THERE WAS TO BE a brave new world. "Revolution," Ottilia called it; "Reconstruction" was the politicians' word. To the German revolutionary, the war had been worth the cost; it had brought about a step forward "which even fifty or even a hundred years of peace could not have produced." Indeed, she wrote, "in the whole century" nothing in Europe or America had been "more important" than the "revolution" which had been taking place "here in the last five years." She was eager for its consummation.
The war was over, emancipation had been won, and America would rebuild itself into a place of newer, greater equality and opportunity. Looking back, most observers would say that Assing had overstated her case. In our national embarrassment over having so firmly slammed the door on the freed people so soon after this moment of triumph, we tend to say that hopes were too high; the usual excuse is that times were not yet right for racial equality. Frederick Douglass and Ottilia Assing thought they had never been more right.
The Douglasses in their forties and their children in their twenties were eager to enter the city of which the family patriarch was not the least of the architects. African Americans, slave and free, were to be simply Americans. William Lloyd Garrison, another of the builders, thought no further construction was needed. For him, the job was done; liberation was the whole of it. In the spring of 1865, he called for the disbanding of the American Anti-Slavery Society.

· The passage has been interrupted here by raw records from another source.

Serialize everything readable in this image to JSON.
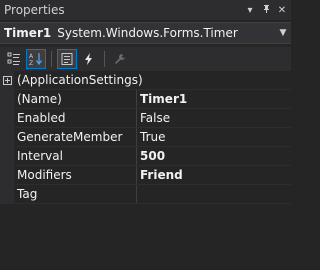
{
  "window": {
    "title": "Properties",
    "pin_glyph": "▾",
    "autohide_glyph": "ᛘ",
    "close_glyph": "✕"
  },
  "object_selector": {
    "name": "Timer1",
    "type": "System.Windows.Forms.Timer"
  },
  "toolbar": {
    "buttons": [
      {
        "name": "categorized-icon",
        "active": false
      },
      {
        "name": "alphabetical-icon",
        "active": true
      },
      {
        "name": "properties-icon",
        "active": true
      },
      {
        "name": "events-icon",
        "active": false
      },
      {
        "name": "property-pages-icon",
        "active": false
      }
    ]
  },
  "grid": {
    "category": {
      "label": "(ApplicationSettings)"
    },
    "properties": [
      {
        "name": "(Name)",
        "value": "Timer1",
        "bold": true
      },
      {
        "name": "Enabled",
        "value": "False",
        "bold": false
      },
      {
        "name": "GenerateMember",
        "value": "True",
        "bold": false
      },
      {
        "name": "Interval",
        "value": "500",
        "bold": true
      },
      {
        "name": "Modifiers",
        "value": "Friend",
        "bold": true
      },
      {
        "name": "Tag",
        "value": "",
        "bold": false
      }
    ]
  },
  "colors": {
    "accent": "#007acc",
    "background": "#252526",
    "text": "#f1f1f1"
  }
}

But others, Wendell Phillips and Douglass among them, knew that things were not yet secure enough for that.